François Chalais

François Chalais (French: [ʃalɛ]; December 15, 1919 – May 1, 1996) was a prominent French reporter, journalist, writer and film historian. The François Chalais Prize at the annual Cannes Film Festival is named after him.


Born in Strasbourg in 1919, Chalais' real name was François-Charles Bauer. His journalism career began under the German occupation of France during World War II, as a writer for several collaborationist publications. Nevertheless, he was awarded the Médaille de la Résistance after the liberation and continued a lengthy and distinguished career, most notably with France Soir from 1976 to 1986 and Le Figaro from 1980 to 1987. Chalais was a regular fixture on French television during the Cannes festival, interviewing celebrities and movie stars, often with his first wife and cohost France Roche.

In 1949 he fought and lost a duel with swords with director Willy Rozier, provoked by comments Chalais had made about actress Marie Dea. In one of his reports for the French television program Pnorama, titled "Spécial Vietnam: le nord vu par François Chalais" (Vietnam Special: The North Seen by François Chalais), Chalais interviewed an American pilot who was in a North Vietnamese prison hospital, John McCain. The report offered a rare glimpse of everyday life in North Vietnam during the war and featured an interview with North Vietnamese Prime Minister Pham Van Dong.

Chalais was the author of numerous books, including 18 novels and 3 memoirs.

Chalais married his second wife, Mei-Chen (née Nguyen Thi Hoa), after his famed 1968 broadcast on North Vietnam.
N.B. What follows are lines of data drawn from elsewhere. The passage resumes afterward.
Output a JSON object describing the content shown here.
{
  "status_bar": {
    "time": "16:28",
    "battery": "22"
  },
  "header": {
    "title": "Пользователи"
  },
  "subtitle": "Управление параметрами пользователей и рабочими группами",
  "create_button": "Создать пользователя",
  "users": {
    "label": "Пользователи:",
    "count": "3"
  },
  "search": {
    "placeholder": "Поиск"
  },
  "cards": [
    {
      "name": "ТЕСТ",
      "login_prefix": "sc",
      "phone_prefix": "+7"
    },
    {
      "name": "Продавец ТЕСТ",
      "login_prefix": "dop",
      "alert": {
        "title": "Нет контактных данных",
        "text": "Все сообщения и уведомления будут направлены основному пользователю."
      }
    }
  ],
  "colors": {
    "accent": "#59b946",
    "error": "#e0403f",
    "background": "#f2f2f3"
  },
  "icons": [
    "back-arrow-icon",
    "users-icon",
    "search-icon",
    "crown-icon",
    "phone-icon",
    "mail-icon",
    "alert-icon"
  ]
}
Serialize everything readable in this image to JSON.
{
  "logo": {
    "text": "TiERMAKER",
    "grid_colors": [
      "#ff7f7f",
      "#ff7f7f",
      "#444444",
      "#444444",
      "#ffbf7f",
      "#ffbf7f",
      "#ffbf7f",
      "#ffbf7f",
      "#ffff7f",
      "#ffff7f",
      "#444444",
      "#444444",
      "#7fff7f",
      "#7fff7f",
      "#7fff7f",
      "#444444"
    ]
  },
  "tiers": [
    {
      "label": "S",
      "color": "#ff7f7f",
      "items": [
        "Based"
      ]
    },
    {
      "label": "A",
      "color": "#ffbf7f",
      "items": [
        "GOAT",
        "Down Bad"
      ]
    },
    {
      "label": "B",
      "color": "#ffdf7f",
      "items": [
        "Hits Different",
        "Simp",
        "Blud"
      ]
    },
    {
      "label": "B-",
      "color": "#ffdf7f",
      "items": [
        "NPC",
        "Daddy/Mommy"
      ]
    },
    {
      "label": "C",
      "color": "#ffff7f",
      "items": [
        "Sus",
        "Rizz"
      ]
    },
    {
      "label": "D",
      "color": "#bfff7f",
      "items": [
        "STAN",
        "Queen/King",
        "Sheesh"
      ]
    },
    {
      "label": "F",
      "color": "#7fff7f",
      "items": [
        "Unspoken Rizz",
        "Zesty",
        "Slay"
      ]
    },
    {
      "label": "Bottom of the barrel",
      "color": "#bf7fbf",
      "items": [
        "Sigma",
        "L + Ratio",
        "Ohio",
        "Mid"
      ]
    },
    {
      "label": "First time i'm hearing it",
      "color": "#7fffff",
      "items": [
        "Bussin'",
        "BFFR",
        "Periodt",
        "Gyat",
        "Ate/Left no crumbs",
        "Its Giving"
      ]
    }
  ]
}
In 1969, he was a member of the jury at the 19th Berlin International Film Festival.[1]

Chalais died of leukemia in Paris in 1996.

Selected filmographyEdit

See alsoEdit


  1. ^ "Berlinale 1969: Juries". Retrieved March 6, 2010. CS1 maint: discouraged parameter (link)

External linksEdit